What you should do
Every record must be copied exactly. Leave nothing out.

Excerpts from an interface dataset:
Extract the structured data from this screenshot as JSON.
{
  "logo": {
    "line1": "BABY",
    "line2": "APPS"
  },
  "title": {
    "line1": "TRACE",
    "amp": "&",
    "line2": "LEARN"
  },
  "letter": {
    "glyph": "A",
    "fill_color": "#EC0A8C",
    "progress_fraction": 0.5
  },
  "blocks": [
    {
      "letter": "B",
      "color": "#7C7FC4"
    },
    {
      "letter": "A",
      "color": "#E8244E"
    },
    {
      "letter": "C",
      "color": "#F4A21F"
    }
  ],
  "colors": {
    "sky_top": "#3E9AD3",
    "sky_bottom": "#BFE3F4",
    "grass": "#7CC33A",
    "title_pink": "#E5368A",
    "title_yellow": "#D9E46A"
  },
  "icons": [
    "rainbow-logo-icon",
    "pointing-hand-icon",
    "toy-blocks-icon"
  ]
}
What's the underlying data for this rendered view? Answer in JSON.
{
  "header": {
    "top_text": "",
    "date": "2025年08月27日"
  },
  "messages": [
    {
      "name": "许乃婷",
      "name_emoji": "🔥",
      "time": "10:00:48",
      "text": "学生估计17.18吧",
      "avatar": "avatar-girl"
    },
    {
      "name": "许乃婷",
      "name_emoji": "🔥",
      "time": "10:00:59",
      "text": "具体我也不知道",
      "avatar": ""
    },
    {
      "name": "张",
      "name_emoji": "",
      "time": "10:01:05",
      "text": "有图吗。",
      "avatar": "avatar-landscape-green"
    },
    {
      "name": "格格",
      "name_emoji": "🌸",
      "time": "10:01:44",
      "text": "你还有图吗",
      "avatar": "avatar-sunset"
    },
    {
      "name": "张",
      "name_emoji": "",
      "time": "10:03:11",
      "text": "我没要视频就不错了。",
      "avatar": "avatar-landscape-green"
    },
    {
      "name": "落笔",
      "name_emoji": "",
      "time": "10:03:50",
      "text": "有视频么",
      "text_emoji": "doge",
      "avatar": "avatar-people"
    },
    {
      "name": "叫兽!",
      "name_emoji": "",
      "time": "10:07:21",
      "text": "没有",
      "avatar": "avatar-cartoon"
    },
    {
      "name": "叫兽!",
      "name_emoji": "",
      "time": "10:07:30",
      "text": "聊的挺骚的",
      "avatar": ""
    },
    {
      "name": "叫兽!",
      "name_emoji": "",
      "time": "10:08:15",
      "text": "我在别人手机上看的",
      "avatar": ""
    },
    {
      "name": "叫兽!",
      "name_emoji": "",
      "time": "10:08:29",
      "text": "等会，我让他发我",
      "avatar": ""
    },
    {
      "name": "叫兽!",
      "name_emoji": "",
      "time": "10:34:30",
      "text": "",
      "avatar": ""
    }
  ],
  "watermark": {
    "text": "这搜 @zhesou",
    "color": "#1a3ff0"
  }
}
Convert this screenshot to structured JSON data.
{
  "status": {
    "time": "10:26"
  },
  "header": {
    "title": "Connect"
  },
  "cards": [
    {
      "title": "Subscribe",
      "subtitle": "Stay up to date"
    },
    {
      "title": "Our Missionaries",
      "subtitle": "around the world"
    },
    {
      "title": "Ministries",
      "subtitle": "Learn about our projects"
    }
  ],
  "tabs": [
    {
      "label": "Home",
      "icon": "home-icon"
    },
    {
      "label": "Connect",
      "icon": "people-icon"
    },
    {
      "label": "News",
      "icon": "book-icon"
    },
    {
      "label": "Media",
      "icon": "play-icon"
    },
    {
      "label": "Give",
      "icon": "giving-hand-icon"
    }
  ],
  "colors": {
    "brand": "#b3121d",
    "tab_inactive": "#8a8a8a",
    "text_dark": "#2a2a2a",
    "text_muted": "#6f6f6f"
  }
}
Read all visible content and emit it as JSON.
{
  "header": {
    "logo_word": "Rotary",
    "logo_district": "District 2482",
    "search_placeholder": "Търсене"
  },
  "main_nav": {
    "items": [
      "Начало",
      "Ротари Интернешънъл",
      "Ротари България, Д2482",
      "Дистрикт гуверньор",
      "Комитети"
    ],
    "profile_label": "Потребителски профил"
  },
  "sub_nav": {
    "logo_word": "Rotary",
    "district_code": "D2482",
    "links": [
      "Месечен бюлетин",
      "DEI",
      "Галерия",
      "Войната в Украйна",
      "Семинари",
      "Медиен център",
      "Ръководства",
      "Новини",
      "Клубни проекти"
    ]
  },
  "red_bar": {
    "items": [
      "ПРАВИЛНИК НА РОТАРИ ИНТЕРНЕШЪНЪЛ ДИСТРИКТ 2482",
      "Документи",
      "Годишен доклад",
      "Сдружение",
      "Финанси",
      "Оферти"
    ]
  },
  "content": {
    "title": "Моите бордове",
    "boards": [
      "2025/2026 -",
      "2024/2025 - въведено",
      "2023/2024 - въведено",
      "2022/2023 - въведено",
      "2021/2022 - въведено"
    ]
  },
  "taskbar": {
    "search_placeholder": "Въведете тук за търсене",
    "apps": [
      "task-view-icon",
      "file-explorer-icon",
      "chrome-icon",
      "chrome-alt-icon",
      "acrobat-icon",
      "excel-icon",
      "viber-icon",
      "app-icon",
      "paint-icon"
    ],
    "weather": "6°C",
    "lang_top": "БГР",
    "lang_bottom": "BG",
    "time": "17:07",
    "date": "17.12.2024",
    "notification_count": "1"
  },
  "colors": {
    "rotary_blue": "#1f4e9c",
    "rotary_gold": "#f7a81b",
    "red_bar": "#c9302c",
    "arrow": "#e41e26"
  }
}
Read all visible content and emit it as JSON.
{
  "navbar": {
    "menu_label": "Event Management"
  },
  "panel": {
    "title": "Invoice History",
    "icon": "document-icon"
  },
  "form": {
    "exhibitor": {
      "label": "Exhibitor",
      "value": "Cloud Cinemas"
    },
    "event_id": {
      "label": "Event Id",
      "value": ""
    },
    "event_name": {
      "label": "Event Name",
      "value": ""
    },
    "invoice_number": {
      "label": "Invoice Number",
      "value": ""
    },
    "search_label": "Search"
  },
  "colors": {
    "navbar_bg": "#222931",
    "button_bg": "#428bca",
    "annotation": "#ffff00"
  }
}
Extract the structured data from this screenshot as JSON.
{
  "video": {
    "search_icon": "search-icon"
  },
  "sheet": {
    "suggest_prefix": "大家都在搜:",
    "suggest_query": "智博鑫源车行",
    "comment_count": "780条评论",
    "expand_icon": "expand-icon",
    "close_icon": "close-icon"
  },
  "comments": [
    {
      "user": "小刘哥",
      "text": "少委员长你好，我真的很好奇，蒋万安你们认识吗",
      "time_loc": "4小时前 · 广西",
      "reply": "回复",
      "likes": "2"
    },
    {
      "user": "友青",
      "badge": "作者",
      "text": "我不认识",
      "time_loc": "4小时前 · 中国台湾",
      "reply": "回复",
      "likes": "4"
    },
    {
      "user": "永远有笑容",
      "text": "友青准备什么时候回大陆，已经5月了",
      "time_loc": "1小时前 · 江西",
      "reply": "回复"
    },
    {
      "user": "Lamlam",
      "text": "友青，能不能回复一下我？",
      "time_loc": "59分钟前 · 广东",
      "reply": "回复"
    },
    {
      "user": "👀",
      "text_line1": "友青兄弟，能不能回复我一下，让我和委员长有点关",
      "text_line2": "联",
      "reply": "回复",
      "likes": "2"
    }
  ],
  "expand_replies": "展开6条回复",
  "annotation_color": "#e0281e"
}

Reply
Extract the structured data from this screenshot as JSON.
{
  "logo": {
    "line1": "BABY",
    "line2": "APPS"
  },
  "title": {
    "line1": "TRACE",
    "amp": "&",
    "line2": "LEARN"
  },
  "letter": {
    "glyph": "A",
    "fill_color": "#EC0A8C",
    "progress_fraction": 0.5
  },
  "blocks": [
    {
      "letter": "B",
      "color": "#7C7FC4"
    },
    {
      "letter": "A",
      "color": "#E8244E"
    },
    {
      "letter": "C",
      "color": "#F4A21F"
    }
  ],
  "colors": {
    "sky_top": "#3E9AD3",
    "sky_bottom": "#BFE3F4",
    "grass": "#7CC33A",
    "title_pink": "#E5368A",
    "title_yellow": "#D9E46A"
  },
  "icons": [
    "rainbow-logo-icon",
    "pointing-hand-icon",
    "toy-blocks-icon"
  ]
}
What's the underlying data for this rendered view? Answer in JSON.
{
  "header": {
    "top_text": "",
    "date": "2025年08月27日"
  },
  "messages": [
    {
      "name": "许乃婷",
      "name_emoji": "🔥",
      "time": "10:00:48",
      "text": "学生估计17.18吧",
      "avatar": "avatar-girl"
    },
    {
      "name": "许乃婷",
      "name_emoji": "🔥",
      "time": "10:00:59",
      "text": "具体我也不知道",
      "avatar": ""
    },
    {
      "name": "张",
      "name_emoji": "",
      "time": "10:01:05",
      "text": "有图吗。",
      "avatar": "avatar-landscape-green"
    },
    {
      "name": "格格",
      "name_emoji": "🌸",
      "time": "10:01:44",
      "text": "你还有图吗",
      "avatar": "avatar-sunset"
    },
    {
      "name": "张",
      "name_emoji": "",
      "time": "10:03:11",
      "text": "我没要视频就不错了。",
      "avatar": "avatar-landscape-green"
    },
    {
      "name": "落笔",
      "name_emoji": "",
      "time": "10:03:50",
      "text": "有视频么",
      "text_emoji": "doge",
      "avatar": "avatar-people"
    },
    {
      "name": "叫兽!",
      "name_emoji": "",
      "time": "10:07:21",
      "text": "没有",
      "avatar": "avatar-cartoon"
    },
    {
      "name": "叫兽!",
      "name_emoji": "",
      "time": "10:07:30",
      "text": "聊的挺骚的",
      "avatar": ""
    },
    {
      "name": "叫兽!",
      "name_emoji": "",
      "time": "10:08:15",
      "text": "我在别人手机上看的",
      "avatar": ""
    },
    {
      "name": "叫兽!",
      "name_emoji": "",
      "time": "10:08:29",
      "text": "等会，我让他发我",
      "avatar": ""
    },
    {
      "name": "叫兽!",
      "name_emoji": "",
      "time": "10:34:30",
      "text": "",
      "avatar": ""
    }
  ],
  "watermark": {
    "text": "这搜 @zhesou",
    "color": "#1a3ff0"
  }
}
Convert this screenshot to structured JSON data.
{
  "status": {
    "time": "10:26"
  },
  "header": {
    "title": "Connect"
  },
  "cards": [
    {
      "title": "Subscribe",
      "subtitle": "Stay up to date"
    },
    {
      "title": "Our Missionaries",
      "subtitle": "around the world"
    },
    {
      "title": "Ministries",
      "subtitle": "Learn about our projects"
    }
  ],
  "tabs": [
    {
      "label": "Home",
      "icon": "home-icon"
    },
    {
      "label": "Connect",
      "icon": "people-icon"
    },
    {
      "label": "News",
      "icon": "book-icon"
    },
    {
      "label": "Media",
      "icon": "play-icon"
    },
    {
      "label": "Give",
      "icon": "giving-hand-icon"
    }
  ],
  "colors": {
    "brand": "#b3121d",
    "tab_inactive": "#8a8a8a",
    "text_dark": "#2a2a2a",
    "text_muted": "#6f6f6f"
  }
}
Read all visible content and emit it as JSON.
{
  "header": {
    "logo_word": "Rotary",
    "logo_district": "District 2482",
    "search_placeholder": "Търсене"
  },
  "main_nav": {
    "items": [
      "Начало",
      "Ротари Интернешънъл",
      "Ротари България, Д2482",
      "Дистрикт гуверньор",
      "Комитети"
    ],
    "profile_label": "Потребителски профил"
  },
  "sub_nav": {
    "logo_word": "Rotary",
    "district_code": "D2482",
    "links": [
      "Месечен бюлетин",
      "DEI",
      "Галерия",
      "Войната в Украйна",
      "Семинари",
      "Медиен център",
      "Ръководства",
      "Новини",
      "Клубни проекти"
    ]
  },
  "red_bar": {
    "items": [
      "ПРАВИЛНИК НА РОТАРИ ИНТЕРНЕШЪНЪЛ ДИСТРИКТ 2482",
      "Документи",
      "Годишен доклад",
      "Сдружение",
      "Финанси",
      "Оферти"
    ]
  },
  "content": {
    "title": "Моите бордове",
    "boards": [
      "2025/2026 -",
      "2024/2025 - въведено",
      "2023/2024 - въведено",
      "2022/2023 - въведено",
      "2021/2022 - въведено"
    ]
  },
  "taskbar": {
    "search_placeholder": "Въведете тук за търсене",
    "apps": [
      "task-view-icon",
      "file-explorer-icon",
      "chrome-icon",
      "chrome-alt-icon",
      "acrobat-icon",
      "excel-icon",
      "viber-icon",
      "app-icon",
      "paint-icon"
    ],
    "weather": "6°C",
    "lang_top": "БГР",
    "lang_bottom": "BG",
    "time": "17:07",
    "date": "17.12.2024",
    "notification_count": "1"
  },
  "colors": {
    "rotary_blue": "#1f4e9c",
    "rotary_gold": "#f7a81b",
    "red_bar": "#c9302c",
    "arrow": "#e41e26"
  }
}
Read all visible content and emit it as JSON.
{
  "navbar": {
    "menu_label": "Event Management"
  },
  "panel": {
    "title": "Invoice History",
    "icon": "document-icon"
  },
  "form": {
    "exhibitor": {
      "label": "Exhibitor",
      "value": "Cloud Cinemas"
    },
    "event_id": {
      "label": "Event Id",
      "value": ""
    },
    "event_name": {
      "label": "Event Name",
      "value": ""
    },
    "invoice_number": {
      "label": "Invoice Number",
      "value": ""
    },
    "search_label": "Search"
  },
  "colors": {
    "navbar_bg": "#222931",
    "button_bg": "#428bca",
    "annotation": "#ffff00"
  }
}
Extract the structured data from this screenshot as JSON.
{
  "video": {
    "search_icon": "search-icon"
  },
  "sheet": {
    "suggest_prefix": "大家都在搜:",
    "suggest_query": "智博鑫源车行",
    "comment_count": "780条评论",
    "expand_icon": "expand-icon",
    "close_icon": "close-icon"
  },
  "comments": [
    {
      "user": "小刘哥",
      "text": "少委员长你好，我真的很好奇，蒋万安你们认识吗",
      "time_loc": "4小时前 · 广西",
      "reply": "回复",
      "likes": "2"
    },
    {
      "user": "友青",
      "badge": "作者",
      "text": "我不认识",
      "time_loc": "4小时前 · 中国台湾",
      "reply": "回复",
      "likes": "4"
    },
    {
      "user": "永远有笑容",
      "text": "友青准备什么时候回大陆，已经5月了",
      "time_loc": "1小时前 · 江西",
      "reply": "回复"
    },
    {
      "user": "Lamlam",
      "text": "友青，能不能回复一下我？",
      "time_loc": "59分钟前 · 广东",
      "reply": "回复"
    },
    {
      "user": "👀",
      "text_line1": "友青兄弟，能不能回复我一下，让我和委员长有点关",
      "text_line2": "联",
      "reply": "回复",
      "likes": "2"
    }
  ],
  "expand_replies": "展开6条回复",
  "annotation_color": "#e0281e"
}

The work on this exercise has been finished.